but showers and thunderstorms roll in with another cold front that takes us back down the roller coaster ride friday into next weekend. kimberly: will we see much sunshine? eileen: i think tomorrow we start with clouds and then it will become brighter. thursday definitely looks like the more cloudy and rainy day. kimberly: jacket on, jacket off. three months from now, thousands of athletes will look to descend on fairfax county for unique international competition. jeff goldberg has the preview. jeff: there is a common theme when asking people about this big event in fairfax county. did you know about the world police and fire games? >> no idea. jeff: but once they do know they are in. today launches 100 days from the start of the world police and fire games. >> the excitement is building.
jeff: 10 games of olympics that will bring to fairfax 12,000 athletes from 70 countries delivering an economic impact of $60 million to $80 million. there will be boxing, track and field, as well as contests that come natural to the professionals. one of the first events is the firefighter stare race. -- stair race. i got to the test after suiting up with 50, 60 pounds of equipment. it was time for the climb. yes, we got there, but it was far from easy. we only did about eight floors of the 28. that is no joke. the games are coming thanks in large part to fire battalion chief gerard williams and police lieutenant beckell. they met at the games in sweden in 1999. after years of passion and
kraft is recalling 6 million boxes of mac & cheese because some boxes may contain pieces of metal. the individual boxes have a use by date of september 18. kraft has not said if injuries have been reported. the boxes can return to the store for a refund or exchange. a program does more than teaching cooking methods, it is changing hundreds of students' lives. that mix the careers through culinary arts program the latest harris' hero's. leon: it's closing time at the d.c. deli, but not for the chef and his wife. >> we are making cucumber salad. leon: they are holding a cooking class for students from dcn prince george's county, part of a careers through culinary arts program. >> and just come down.
leon: a trains students on proper knife skills and food preparation it also gives them life skills, like how to write a resume. students get a paid internship over the summer and their senior year they compete for college scholarships. >> you come in and we get you ready for the industry. leon: the 17 euro has been in the program two years and he will be competing in the finals. he hopes to get a scholarship to the arts institute of washington and eventually his own restaurant. >> it went from being a hobby to my passion. >> i'm going to obtain my bachelors. leon: this graduate is already on her way, pursuing her trade. last year she won a 42,000 other scholarship -- $42,000

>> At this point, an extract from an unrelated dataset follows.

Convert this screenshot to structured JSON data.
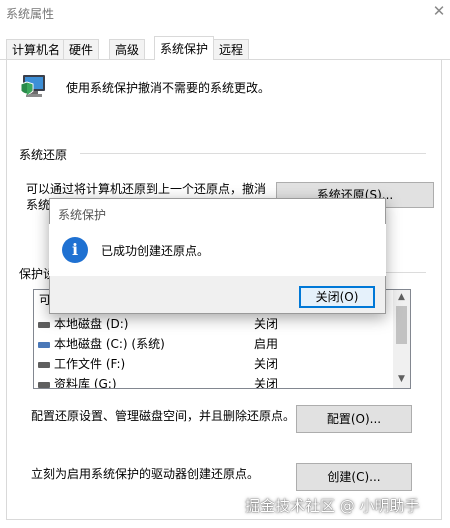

scholarship to the art institute of washington. >> we want them to be successful in life. very good. leon: leon harris, abc 7 news. kimberly: there are more than 400 students currently enrolled in the program. two dozen have made it to the final competition, competing for more than $300,000 of scholarships. that competition takes place march 28 at oxon hill high